The tweet up. There was a palpable energy in the place, and the place almost exploded when the organisers announced that the much anticipated message had come from upstairs, and they were ready to start… serving coffee and biscuits. We came back after getting our coffee, and waited inside the audi for Mr.Tharoor, disappointed at not being allowed to bring our coffee in, but then in he came, in black and white, and made our woe seem insignificant, with his coughing. Hmm, I couldn’t be sure, but the front row possibly had coffees. (#9). And so I sat, flanked by two other Mallus – Nikhil, and Balu (who’d made it a point to arrive after Shashi Tharoor, just so we understood who was more busy ) wondering how a favourite, whose work I worshiped, would fare.
As you can see, he was favouring the right, and the centre, until a lady seated behind me forced him to answer a question from our side. I wondered aloud if he always ignored the left thus, but though my neighbours heard it, sadly he didn’t. I’d have loved a repartee. I noted that we had similar workplace issues, as Twitter was banned in the MEA too. Meanwhile, our friend Nikhil, (who claims he was) one of the voters who elected Mr.Tharoor to the parliament, had a political googly question for him. But he managed to answer it satisfactorily too.
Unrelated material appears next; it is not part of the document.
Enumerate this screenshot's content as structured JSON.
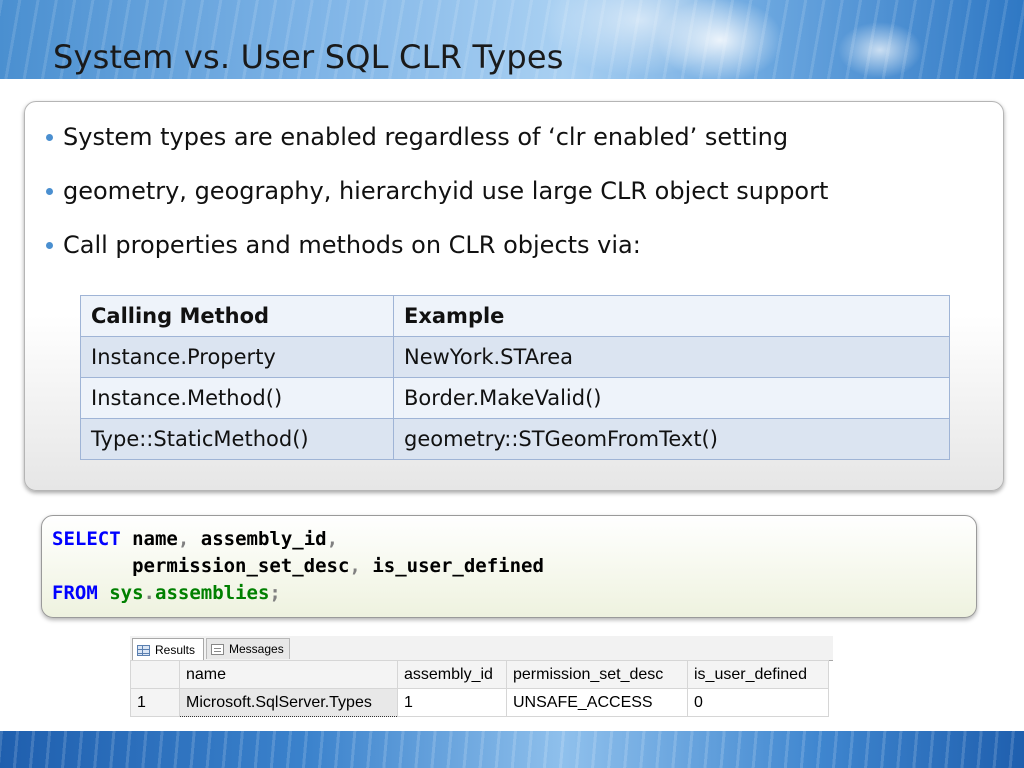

He talked about occasions when he was asked to explain Twitter to his colleagues, and the advice to him to stop tweeting if he valued his political career. But as he said, he doesn’t like being told he can’t do something. He explained his twitter habits – following, answering questions on Twitter, and the balance he has to maintain while sharing with the world a minister’s life. He was asked about his writing plans, to which he answered that the current job keeps him too busy to write, and not just to write, but to create that space in the mind, which can be populated with people and instances that have nothing in common with his daily life. So for now, The Great Indian Novelist is reduced to the limitations of a git (great indian twitterer) – 140 char.
And thus, thankfully, he didn’t disappoint, and i sat, listening in rapt admiration, as the man displayed his ease with the language, bringing a smile and making us LOL, with witty answers to even the most banal of questions. Yes, there were quite a few of those too. But thankfully there were the opposite kind too, which got him to talk about the working of his ministry, and future plans. I could throw in erudite, polished, confident and similar adjectives as descriptions for him, but a master craftsman is usually beyond adjectives. (as anyone who saw that jaw-dropping 175 would vouch for)
Though he had arrived a bit earlier than announced at the venue (the twitvite said 3, when the actual time was 3.30, but the reason for that is easy to guess, so I wouldn’t complain), we still had only an hour, and it passed very quickly. But it was undoubtedly, fun!! So, finally everyone posed for photos,
(guy in grey-blue striped t-shirt, asked the best questions)
and somewhere in between I accomplished the other thing I’d come for.
until next time, end of gushy Tharoor post
ST RTs !!